Sicilia had always planned to return to New Haven. “I knew I wasn’t done with this area, there was that old sort of adolescent dream that I was going to come back,” she said. In early 2020, just a few months before the pandemic began to sweep the country, she made the move.
It was during lockdown, however, that Sicilia finally had the time to process her past and realize her dreams for the future. “Lockdown sort of made us all realize ourselves a lot better,” she said.
Coming to terms with her mother’s abuse and narcissism, she cut off all contact from her mother “except for holidays and her birthday.” Sicilia also began to gain awareness of the ways in which trauma had impacted her past behavior and relationships, as she realized how memories of verbal and physical abuse had resurfaced to shape her reactions to others.
Although already out as bisexual prior to the pandemic, it was in these past two years that Sicilia was able to come to terms with her identity as a transgender woman.
“I started asking myself these questions because I was like, there’s something deeper going on here,” Sicilia said. “I had a few ‘aha’ moments. … I had to unravel this and go back and look back at my childhood and be like, ‘Oh, wait a minute, this was it.’ I didn’t realize this was it.”
Sicilia first came out as transgender in January of this year. She will be starting hormone replacement therapy next month and has “already started going shopping.”
Starting with last Thursday’s performance, Sicilia also hopes to return to her life-long love for entertaining and the arts. After the showcase, she had felt stronger than ever that “this is what I still need to do … this is what has always driven me.” She realized that in her years of volunteering and trying to contribute to others she was also “putting off so much of what [she] wanted to do.”
She has plans to continue performing, begin writing again and create an artist’s page online.
“There is this constant evolution, but I’m feeling so much better,” Sicilia said. “I just turned 30, and I started asking myself, where do I want to be, who do I want to be, what do I want to do? And so that’s what made me realize I had to separate from my mother again … as I’m becoming this new person, what do I want around me and who and so on. And so I don’t feel any regrets so far. Everything feels right.”
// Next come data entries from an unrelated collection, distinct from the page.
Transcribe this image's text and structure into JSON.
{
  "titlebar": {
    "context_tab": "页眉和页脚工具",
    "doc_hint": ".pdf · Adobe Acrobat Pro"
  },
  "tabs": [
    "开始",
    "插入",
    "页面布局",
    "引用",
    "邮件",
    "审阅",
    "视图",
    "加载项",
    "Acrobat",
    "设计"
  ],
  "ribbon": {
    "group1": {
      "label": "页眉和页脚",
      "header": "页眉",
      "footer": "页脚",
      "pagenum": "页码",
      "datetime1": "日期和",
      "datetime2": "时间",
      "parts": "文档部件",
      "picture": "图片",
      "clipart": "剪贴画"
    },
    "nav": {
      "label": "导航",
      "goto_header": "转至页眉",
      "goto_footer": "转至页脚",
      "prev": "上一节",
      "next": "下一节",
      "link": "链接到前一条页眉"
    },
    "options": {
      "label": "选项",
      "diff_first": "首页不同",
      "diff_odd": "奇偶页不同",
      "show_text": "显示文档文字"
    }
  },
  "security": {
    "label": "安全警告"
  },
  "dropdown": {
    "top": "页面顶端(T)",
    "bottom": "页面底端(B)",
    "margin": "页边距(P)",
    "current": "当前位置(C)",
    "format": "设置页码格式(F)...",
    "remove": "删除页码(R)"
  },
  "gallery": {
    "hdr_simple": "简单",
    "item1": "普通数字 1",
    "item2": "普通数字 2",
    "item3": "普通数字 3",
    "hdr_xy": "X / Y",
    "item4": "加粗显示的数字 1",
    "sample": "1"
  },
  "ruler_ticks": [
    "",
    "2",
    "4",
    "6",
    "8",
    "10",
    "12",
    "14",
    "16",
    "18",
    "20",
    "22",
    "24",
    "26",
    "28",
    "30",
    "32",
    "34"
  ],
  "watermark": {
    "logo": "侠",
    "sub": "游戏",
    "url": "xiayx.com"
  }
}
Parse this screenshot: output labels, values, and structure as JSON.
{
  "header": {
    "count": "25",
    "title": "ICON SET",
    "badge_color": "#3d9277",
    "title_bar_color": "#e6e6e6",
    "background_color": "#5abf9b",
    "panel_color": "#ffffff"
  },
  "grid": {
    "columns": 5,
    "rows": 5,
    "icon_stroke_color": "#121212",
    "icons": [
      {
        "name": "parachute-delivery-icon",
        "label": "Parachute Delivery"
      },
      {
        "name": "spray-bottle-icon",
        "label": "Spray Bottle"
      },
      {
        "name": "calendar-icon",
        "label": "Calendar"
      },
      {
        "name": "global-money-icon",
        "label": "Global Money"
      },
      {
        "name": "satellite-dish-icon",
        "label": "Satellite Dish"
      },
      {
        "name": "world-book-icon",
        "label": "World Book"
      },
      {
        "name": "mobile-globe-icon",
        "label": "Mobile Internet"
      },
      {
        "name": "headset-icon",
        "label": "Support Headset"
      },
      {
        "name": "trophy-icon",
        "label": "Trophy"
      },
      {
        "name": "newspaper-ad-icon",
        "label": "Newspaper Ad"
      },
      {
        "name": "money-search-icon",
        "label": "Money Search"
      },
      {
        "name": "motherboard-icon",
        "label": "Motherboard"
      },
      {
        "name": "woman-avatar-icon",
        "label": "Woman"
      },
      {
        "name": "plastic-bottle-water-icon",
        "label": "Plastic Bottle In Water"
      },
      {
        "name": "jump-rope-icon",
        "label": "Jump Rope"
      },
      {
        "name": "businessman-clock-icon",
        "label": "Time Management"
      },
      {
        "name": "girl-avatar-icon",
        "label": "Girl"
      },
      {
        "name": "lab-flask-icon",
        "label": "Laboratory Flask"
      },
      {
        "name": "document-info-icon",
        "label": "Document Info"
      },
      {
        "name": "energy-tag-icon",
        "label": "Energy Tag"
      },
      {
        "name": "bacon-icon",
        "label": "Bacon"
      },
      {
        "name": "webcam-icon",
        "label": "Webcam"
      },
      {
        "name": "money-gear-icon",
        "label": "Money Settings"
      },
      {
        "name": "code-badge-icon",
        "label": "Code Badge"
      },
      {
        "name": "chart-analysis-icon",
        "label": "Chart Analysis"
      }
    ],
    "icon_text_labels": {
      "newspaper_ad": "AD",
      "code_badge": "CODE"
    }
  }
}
Lana Sicilia lives in the Edgewood neighborhood of New Haven. One day, she hopes to write her own memoirs.